Protecting the supply chain

A hallmark of the pandemic has been the disruption of supply chains that include personnel in global and domestic locations, access to critical safety supplies, and a lingering shortage of key technologies to enable distributed workforces. With the onset of the pandemic, key dependencies on global sources of both materials and labor became apparent, as illustrated by dramatic reductions in imports across many sectors.

As organizations emerge from the initial impacts of the pandemic, they will need to evaluate supply chains and make adjustments to ensure resilience, especially in key areas:

  • Personnel: teams that process PII in global locations are often sequestered for security reasons, and this may require special facilities and controls that can’t be replicated in a distributed work environment.
  • Equipment: equipment supporting distributed work, including laptop computers, tablets, and telephony, have experienced supply disruptions as the global demand increased.

Tools and techniques for the post-pandemic environment

In addition to the variety of health and safety protocols that must be implemented to support the pandemic and post-pandemic environments, there are several tools and techniques that can be leveraged to prepare operations for the post-pandemic world and create more resilient platforms that will create flexibility and sustained performance. There are three areas where particular focus should be applied:

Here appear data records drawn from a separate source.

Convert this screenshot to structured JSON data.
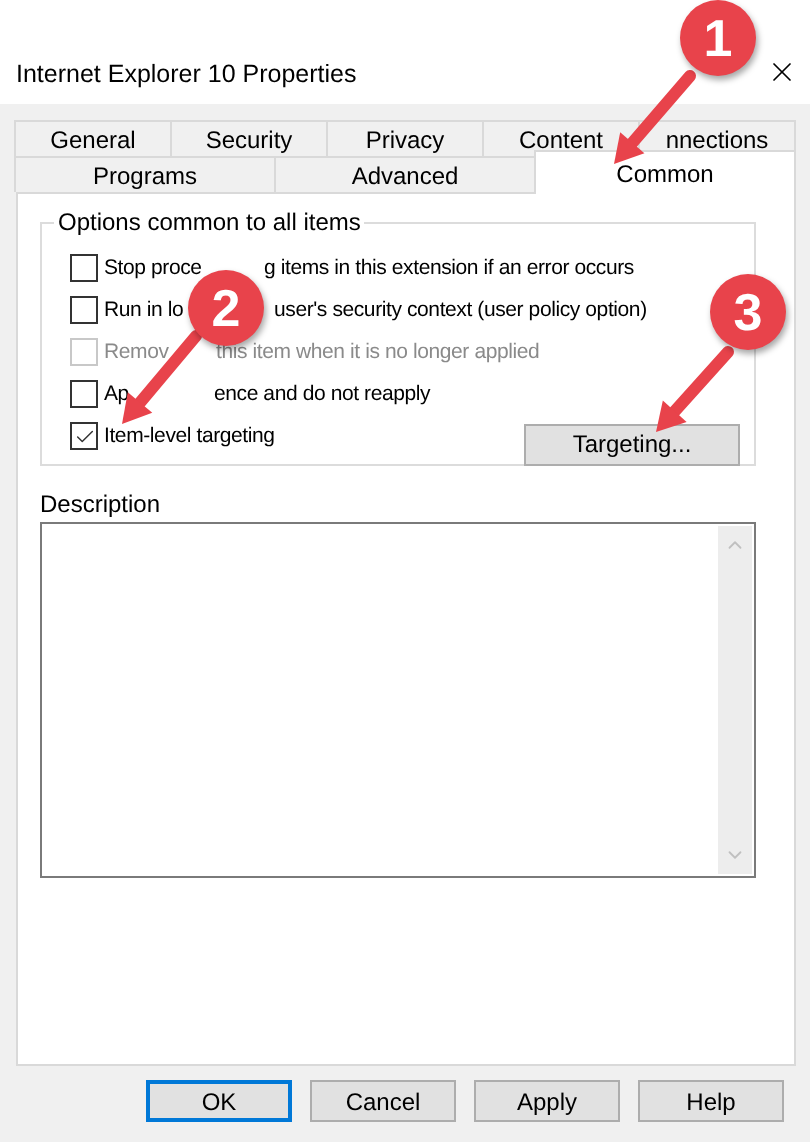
{
  "window": {
    "title": "Internet Explorer 10 Properties"
  },
  "tab_rows": [
    {
      "tabs": [
        {
          "label": "General",
          "selected": false
        },
        {
          "label": "Security",
          "selected": false
        },
        {
          "label": "Privacy",
          "selected": false
        },
        {
          "label": "Content",
          "selected": false
        },
        {
          "label": "nnections",
          "selected": false
        }
      ]
    },
    {
      "tabs": [
        {
          "label": "Programs",
          "selected": false
        },
        {
          "label": "Advanced",
          "selected": false
        },
        {
          "label": "Common",
          "selected": true
        }
      ]
    }
  ],
  "options_group": {
    "title": "Options common to all items",
    "options": [
      {
        "label_parts": [
          "Stop proce",
          "g items in this extension if an error occurs"
        ],
        "checked": false,
        "disabled": false
      },
      {
        "label_parts": [
          "Run in lo",
          "user's security context (user policy option)"
        ],
        "checked": false,
        "disabled": false
      },
      {
        "label_parts": [
          "Remov",
          "this item when it is no longer applied"
        ],
        "checked": false,
        "disabled": true
      },
      {
        "label_parts": [
          "Ap",
          "ence and do not reapply"
        ],
        "checked": false,
        "disabled": false
      },
      {
        "label_parts": [
          "Item-level targeting"
        ],
        "checked": true,
        "disabled": false
      }
    ],
    "button": "Targeting..."
  },
  "description": {
    "label": "Description"
  },
  "buttons": [
    {
      "label": "OK",
      "default": true
    },
    {
      "label": "Cancel",
      "default": false
    },
    {
      "label": "Apply",
      "default": false
    },
    {
      "label": "Help",
      "default": false
    }
  ],
  "callouts": [
    {
      "number": "1"
    },
    {
      "number": "2"
    },
    {
      "number": "3"
    }
  ]
}
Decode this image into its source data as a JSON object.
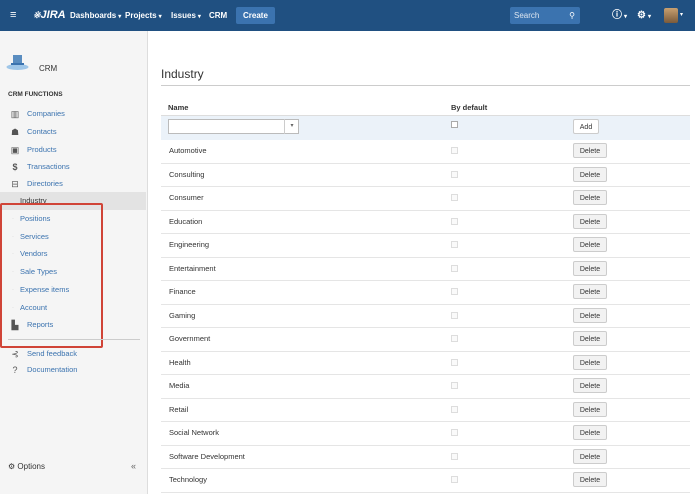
{
  "topbar": {
    "menu_icon": "hamburger-icon",
    "logo_text": "JIRA",
    "dashboards": "Dashboards",
    "projects": "Projects",
    "issues": "Issues",
    "crm": "CRM",
    "create": "Create",
    "search_placeholder": "Search",
    "caret": "▾"
  },
  "sidebar": {
    "project_name": "CRM",
    "section_title": "CRM FUNCTIONS",
    "items": [
      {
        "label": "Companies",
        "icon": "building-icon"
      },
      {
        "label": "Contacts",
        "icon": "contacts-icon"
      },
      {
        "label": "Products",
        "icon": "box-icon"
      },
      {
        "label": "Transactions",
        "icon": "dollar-icon"
      },
      {
        "label": "Directories",
        "icon": "folder-icon"
      }
    ],
    "directories": [
      "Industry",
      "Positions",
      "Services",
      "Vendors",
      "Sale Types",
      "Expense items",
      "Account"
    ],
    "reports": "Reports",
    "send_feedback": "Send feedback",
    "documentation": "Documentation",
    "options": "Options",
    "collapse": "«"
  },
  "main": {
    "title": "Industry",
    "col_name": "Name",
    "col_default": "By default",
    "add_button": "Add",
    "delete_label": "Delete",
    "rows": [
      "Automotive",
      "Consulting",
      "Consumer",
      "Education",
      "Engineering",
      "Entertainment",
      "Finance",
      "Gaming",
      "Government",
      "Health",
      "Media",
      "Retail",
      "Social Network",
      "Software Development",
      "Technology"
    ]
  },
  "colors": {
    "topbar": "#205081",
    "highlight_box": "#d04437",
    "link": "#3b73af"
  }
}
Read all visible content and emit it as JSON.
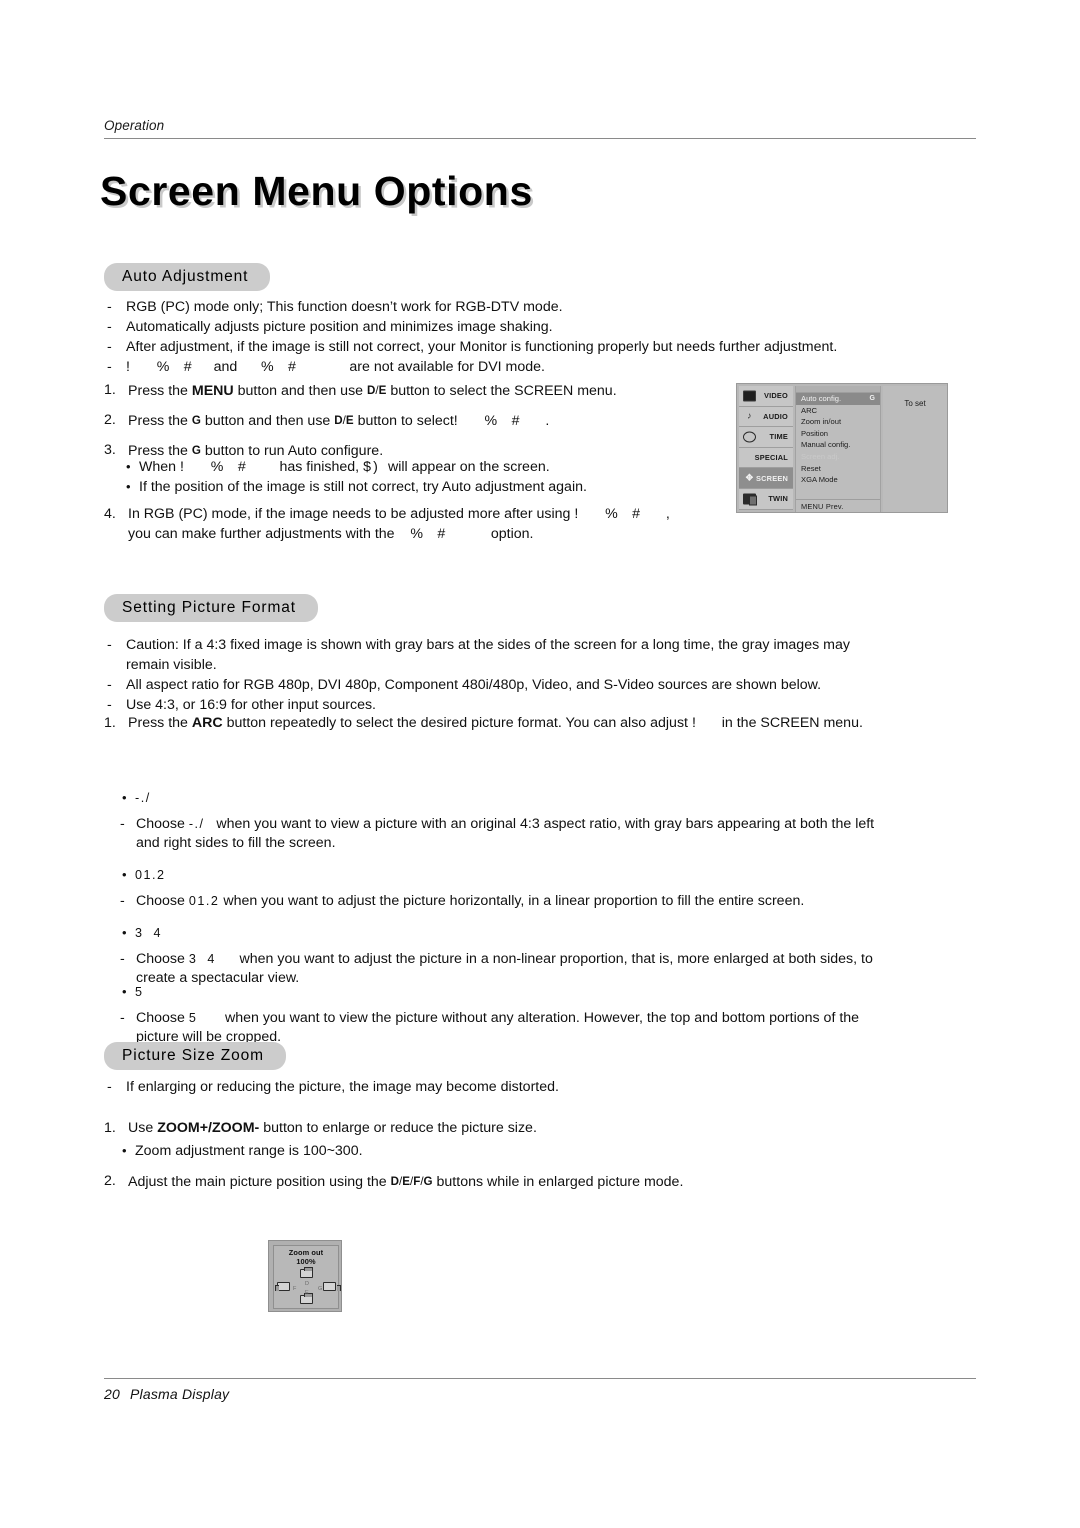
{
  "running_head": "Operation",
  "title": "Screen Menu Options",
  "footer": {
    "page_number": "20",
    "label": "Plasma Display"
  },
  "sections": {
    "auto_adjustment": {
      "heading": "Auto Adjustment",
      "notes": [
        "RGB (PC) mode only; This function doesn’t work for RGB-DTV mode.",
        "Automatically adjusts picture position and minimizes image shaking.",
        "After adjustment, if the image is still not correct, your Monitor is functioning properly but needs further adjustment."
      ],
      "note4_pre": "",
      "note4_glyph_a": "!    %  #",
      "note4_mid": "and",
      "note4_glyph_b": "%  #",
      "note4_post": "are not available for DVI mode.",
      "steps": {
        "s1_num": "1.",
        "s1_a": "Press the",
        "s1_bold": "MENU",
        "s1_b": "button and then use",
        "s1_key1": "D",
        "s1_sep": "/",
        "s1_key2": "E",
        "s1_c": "button to select the SCREEN menu.",
        "s2_num": "2.",
        "s2_a": "Press the",
        "s2_key0": "G",
        "s2_b": "button and then use",
        "s2_key1": "D",
        "s2_sep": "/",
        "s2_key2": "E",
        "s2_c": "button to select",
        "s2_glyph": "!    %  #",
        "s2_d": ".",
        "s3_num": "3.",
        "s3_a": "Press the",
        "s3_key0": "G",
        "s3_b": "button to run Auto configure.",
        "b1_pre": "When",
        "b1_glyph": "!    %  #",
        "b1_mid": "has finished,",
        "b1_glyph2": "$)",
        "b1_post": "will appear on the screen.",
        "b2": "If the position of the image is still not correct, try Auto adjustment again.",
        "s4_num": "4.",
        "s4_a": "In RGB (PC) mode, if the image needs to be adjusted more after using",
        "s4_glyph": "!    %  #",
        "s4_comma": ",",
        "s4_b": "you can make further adjustments with the",
        "s4_glyph2": "%  #",
        "s4_c": "option."
      },
      "osd": {
        "tabs": [
          {
            "label": "VIDEO",
            "icon": "video-icon",
            "selected": false
          },
          {
            "label": "AUDIO",
            "icon": "audio-icon",
            "selected": false
          },
          {
            "label": "TIME",
            "icon": "time-icon",
            "selected": false
          },
          {
            "label": "SPECIAL",
            "icon": "",
            "selected": false
          },
          {
            "label": "SCREEN",
            "icon": "screen-icon",
            "selected": true
          },
          {
            "label": "TWIN",
            "icon": "twin-icon",
            "selected": false
          }
        ],
        "items": [
          {
            "label": "Auto config.",
            "state": "selected",
            "mark": "G"
          },
          {
            "label": "ARC",
            "state": "normal",
            "mark": ""
          },
          {
            "label": "Zoom in/out",
            "state": "normal",
            "mark": ""
          },
          {
            "label": "Position",
            "state": "normal",
            "mark": ""
          },
          {
            "label": "Manual config.",
            "state": "normal",
            "mark": ""
          },
          {
            "label": "Screen adj.",
            "state": "dim",
            "mark": ""
          },
          {
            "label": "Reset",
            "state": "normal",
            "mark": ""
          },
          {
            "label": "XGA Mode",
            "state": "normal",
            "mark": ""
          }
        ],
        "footer": "MENU  Prev.",
        "right_panel": "To set"
      }
    },
    "setting_picture_format": {
      "heading": "Setting Picture Format",
      "notes": [
        "Caution: If a 4:3 fixed image is shown with gray bars at the sides of the screen for a long time, the gray images may remain visible.",
        "All aspect ratio for RGB 480p, DVI 480p, Component 480i/480p, Video, and S-Video sources are shown below.",
        "Use 4:3, or 16:9 for other input sources."
      ],
      "step1_num": "1.",
      "step1_a": "Press the",
      "step1_bold": "ARC",
      "step1_b": "button repeatedly to select the desired picture format. You can also adjust",
      "step1_glyph": "!",
      "step1_c": "in the SCREEN menu.",
      "formats": [
        {
          "name": "-./",
          "choose_pre": "Choose",
          "choose_glyph": "-./",
          "desc": "when you want to view a picture with an original 4:3 aspect ratio, with gray bars appearing at both the left and right sides to fill the screen."
        },
        {
          "name": "01.2",
          "choose_pre": "Choose",
          "choose_glyph": "01.2",
          "desc": "when you want to adjust the picture horizontally, in a linear proportion to fill the entire screen."
        },
        {
          "name": "3  4",
          "choose_pre": "Choose",
          "choose_glyph": "3  4",
          "desc": "when you want to adjust the picture in a non-linear proportion, that is, more enlarged at both sides, to create a spectacular view."
        },
        {
          "name": "5",
          "choose_pre": "Choose",
          "choose_glyph": "5",
          "desc": "when you want to view the picture without any alteration. However, the top and bottom portions of the picture will be cropped."
        }
      ]
    },
    "picture_size_zoom": {
      "heading": "Picture Size Zoom",
      "notes": [
        "If enlarging or reducing the picture, the image may become distorted."
      ],
      "step1_num": "1.",
      "step1_a": "Use",
      "step1_bold": "ZOOM+/ZOOM-",
      "step1_b": "button to enlarge or reduce the picture size.",
      "bullet1": "Zoom adjustment range is 100~300.",
      "step2_num": "2.",
      "step2_a": "Adjust the main picture position using the",
      "step2_key1": "D",
      "step2_sep1": "/",
      "step2_key2": "E",
      "step2_sep2": "/",
      "step2_key3": "F",
      "step2_sep3": "/",
      "step2_key4": "G",
      "step2_b": "buttons while in enlarged picture mode.",
      "zoom_osd": {
        "title": "Zoom out",
        "percent": "100%",
        "pad_d": "D",
        "pad_e": "E",
        "pad_f": "F",
        "pad_g": "G"
      }
    }
  }
}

  • Collaboration: supporting both the day-to-day operations and change efforts, a variety of platforms can be used to simplify and encourage collaboration within the mixed working environment. These tools should support remote learning, planning, exception and issue resolution, and ideation. This includes capabilities such as chat, video conferencing, shared documents, agile tools, virtual whiteboards, and learning management systems.
  • Reporting and monitoring: managing and monitoring production businesses processes has always required robust reporting capabilities, built upon reliable data, and this reporting rigor must now be extended to planning, administration, and change processes. This may include the use of customer relationship management (CRM), collaboration, or other shared data sources to determine progress, status, and compliance. Robust monitoring of technology, transactions, and end-points will be critical to protect the organization from cybersecurity and compliance risks.
  • Workflow: many production business processes have been orchestrated on sophisticated workflow or business process management (BPM) tools for years, but may include only select activities and often aren’t designed with monitoring and reporting in mind. Extending these tools to cover processes more broadly and enhancing reporting to focus on “information” rather than simply presenting “data” will allow more effective use of management time and help identify issues that would have previously been obvious under in-person working conditions.

Conclusions

The pandemic environment forced organizations to quickly change technologies, business practices, and protocols, and now these organizations must enhance and “industrialize” these new capabilities to provide a resilient platform that can operate under the continued uncertainty of the pandemic and post-pandemic environments, without sacrificing customer experience, productivity, compliance, or security.

The team at The Antares Company helps organizations navigate this challenging new environment and implement practical solutions.